*Task goal*. Find all the lines in the entries below that hold the word "Manager" and copy them.

Data records for software interfaces
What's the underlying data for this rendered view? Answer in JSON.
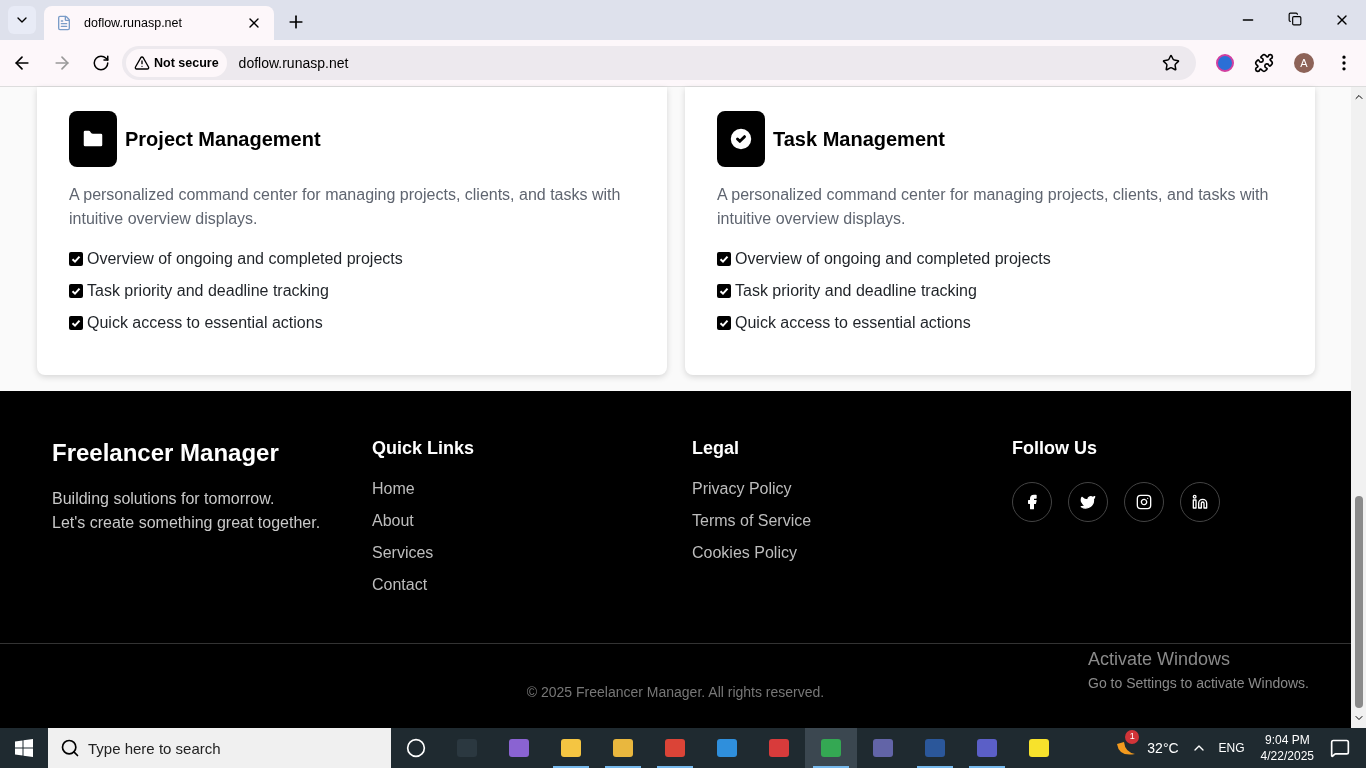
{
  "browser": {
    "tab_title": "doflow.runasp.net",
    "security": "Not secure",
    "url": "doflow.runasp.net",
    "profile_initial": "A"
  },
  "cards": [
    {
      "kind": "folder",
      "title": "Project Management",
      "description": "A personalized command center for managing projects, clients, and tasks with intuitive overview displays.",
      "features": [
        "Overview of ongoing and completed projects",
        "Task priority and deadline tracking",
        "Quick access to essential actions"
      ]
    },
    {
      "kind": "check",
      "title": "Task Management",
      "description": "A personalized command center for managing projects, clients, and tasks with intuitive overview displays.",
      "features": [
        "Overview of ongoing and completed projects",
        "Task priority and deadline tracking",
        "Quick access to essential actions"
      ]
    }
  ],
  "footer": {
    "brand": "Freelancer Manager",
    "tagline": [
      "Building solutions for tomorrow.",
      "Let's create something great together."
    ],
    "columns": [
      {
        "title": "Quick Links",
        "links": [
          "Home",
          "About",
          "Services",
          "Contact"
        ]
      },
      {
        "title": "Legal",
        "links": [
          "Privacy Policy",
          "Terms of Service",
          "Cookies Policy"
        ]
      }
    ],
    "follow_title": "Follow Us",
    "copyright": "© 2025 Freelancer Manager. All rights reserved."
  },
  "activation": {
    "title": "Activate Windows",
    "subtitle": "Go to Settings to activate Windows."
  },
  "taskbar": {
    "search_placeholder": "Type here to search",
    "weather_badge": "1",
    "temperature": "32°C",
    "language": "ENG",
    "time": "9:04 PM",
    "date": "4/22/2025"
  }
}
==
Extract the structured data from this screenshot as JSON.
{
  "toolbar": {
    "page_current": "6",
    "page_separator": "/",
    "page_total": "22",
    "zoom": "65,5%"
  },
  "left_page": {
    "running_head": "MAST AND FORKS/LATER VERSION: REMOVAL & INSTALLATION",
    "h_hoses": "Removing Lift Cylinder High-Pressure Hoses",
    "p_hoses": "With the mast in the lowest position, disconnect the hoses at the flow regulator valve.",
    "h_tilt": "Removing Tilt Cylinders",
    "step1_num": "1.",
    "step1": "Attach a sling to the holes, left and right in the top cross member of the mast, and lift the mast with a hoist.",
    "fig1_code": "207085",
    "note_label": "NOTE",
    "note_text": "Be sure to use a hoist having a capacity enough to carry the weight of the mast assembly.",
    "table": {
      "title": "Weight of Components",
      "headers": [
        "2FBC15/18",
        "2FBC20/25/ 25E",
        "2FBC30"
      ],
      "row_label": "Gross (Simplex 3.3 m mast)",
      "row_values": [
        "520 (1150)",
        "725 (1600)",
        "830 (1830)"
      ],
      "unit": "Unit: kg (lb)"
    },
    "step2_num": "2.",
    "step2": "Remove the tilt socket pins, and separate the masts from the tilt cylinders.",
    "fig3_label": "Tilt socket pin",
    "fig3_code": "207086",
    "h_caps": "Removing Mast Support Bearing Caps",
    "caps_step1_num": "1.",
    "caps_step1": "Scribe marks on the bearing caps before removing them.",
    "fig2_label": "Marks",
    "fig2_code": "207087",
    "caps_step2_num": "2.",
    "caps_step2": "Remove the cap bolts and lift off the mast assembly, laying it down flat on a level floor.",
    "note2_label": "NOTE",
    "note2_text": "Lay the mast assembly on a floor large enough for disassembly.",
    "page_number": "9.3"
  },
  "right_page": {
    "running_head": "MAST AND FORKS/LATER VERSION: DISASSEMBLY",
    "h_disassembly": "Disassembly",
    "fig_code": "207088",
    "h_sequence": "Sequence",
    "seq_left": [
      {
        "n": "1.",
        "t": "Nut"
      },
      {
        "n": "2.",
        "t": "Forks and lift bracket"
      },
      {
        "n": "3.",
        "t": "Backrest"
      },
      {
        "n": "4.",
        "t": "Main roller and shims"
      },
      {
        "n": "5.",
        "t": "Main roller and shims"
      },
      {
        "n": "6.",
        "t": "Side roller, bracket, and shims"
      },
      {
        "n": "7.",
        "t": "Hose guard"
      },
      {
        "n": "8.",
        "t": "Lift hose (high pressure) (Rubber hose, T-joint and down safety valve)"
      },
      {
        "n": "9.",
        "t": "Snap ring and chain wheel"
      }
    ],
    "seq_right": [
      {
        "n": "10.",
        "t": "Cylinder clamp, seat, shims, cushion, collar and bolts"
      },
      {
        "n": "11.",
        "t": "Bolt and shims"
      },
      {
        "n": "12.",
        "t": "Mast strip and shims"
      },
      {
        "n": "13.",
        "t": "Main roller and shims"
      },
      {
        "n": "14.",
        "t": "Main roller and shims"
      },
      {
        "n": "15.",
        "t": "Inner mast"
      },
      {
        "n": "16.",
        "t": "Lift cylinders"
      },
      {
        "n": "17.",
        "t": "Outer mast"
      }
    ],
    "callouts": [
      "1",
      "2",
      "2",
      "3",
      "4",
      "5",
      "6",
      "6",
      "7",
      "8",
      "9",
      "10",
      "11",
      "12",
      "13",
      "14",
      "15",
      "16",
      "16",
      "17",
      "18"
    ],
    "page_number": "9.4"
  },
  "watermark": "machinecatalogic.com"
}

*Result of the exercise*.
    "brand": "Freelancer Manager",
    "copyright": "© 2025 Freelancer Manager. All rights reserved."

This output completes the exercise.